Speaking after a third round of talks Wednesday morning with the three parties in the current ruling coalition (Unity, Greens and Farmers Union, National Alliance), Vejonis said all three parties would also need to be in the next government but stopped short of saying who he thought should be Prime Minister - perhaps understandable given the fact than not a single one of the three parties has officially put forward a candidate for the job.
However, he did say that as the parties had failed to nominate anyone, he would use his constitutional right to do so next week.
"I gave the opportunity to the parties to negotiate and to find a stable and effective coalition model. Political parties did not avail themselves of this opportunity," Vejonis said.
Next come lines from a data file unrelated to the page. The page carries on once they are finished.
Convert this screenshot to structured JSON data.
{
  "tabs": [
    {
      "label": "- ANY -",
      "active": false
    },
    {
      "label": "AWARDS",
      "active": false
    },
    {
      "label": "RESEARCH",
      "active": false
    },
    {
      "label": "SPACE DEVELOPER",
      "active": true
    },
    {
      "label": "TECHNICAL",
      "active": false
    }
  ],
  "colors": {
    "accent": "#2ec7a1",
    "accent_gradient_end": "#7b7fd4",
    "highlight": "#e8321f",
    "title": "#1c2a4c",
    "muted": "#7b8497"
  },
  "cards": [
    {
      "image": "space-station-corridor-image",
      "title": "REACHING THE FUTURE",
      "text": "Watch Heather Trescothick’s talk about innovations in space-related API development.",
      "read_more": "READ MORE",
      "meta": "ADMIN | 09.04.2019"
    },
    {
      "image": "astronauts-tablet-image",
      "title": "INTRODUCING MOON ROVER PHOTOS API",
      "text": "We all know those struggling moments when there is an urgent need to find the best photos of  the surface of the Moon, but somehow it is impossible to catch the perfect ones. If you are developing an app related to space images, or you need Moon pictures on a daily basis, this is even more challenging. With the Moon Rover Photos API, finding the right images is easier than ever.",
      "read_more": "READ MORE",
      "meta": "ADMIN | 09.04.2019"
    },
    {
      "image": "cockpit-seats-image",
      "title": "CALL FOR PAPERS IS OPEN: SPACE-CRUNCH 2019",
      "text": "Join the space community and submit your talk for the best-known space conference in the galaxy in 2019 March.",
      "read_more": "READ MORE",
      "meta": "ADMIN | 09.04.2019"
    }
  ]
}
"I am convinced that the political parties have a lot of professional people who are capable of taking responsibility. Therefore, using all the rights conferred by the Constitution, I am taking the initiative of nominating a Prime Minister-designate," he explained, while adding that doing so would force him to cancel a planned holiday so he could talk to potential PMs next week.
The parties have proven incapable of scratching together a coalition government, despite weeks of negotiations following the resignation of Prime Minister Laimdota Straujuma on December 7.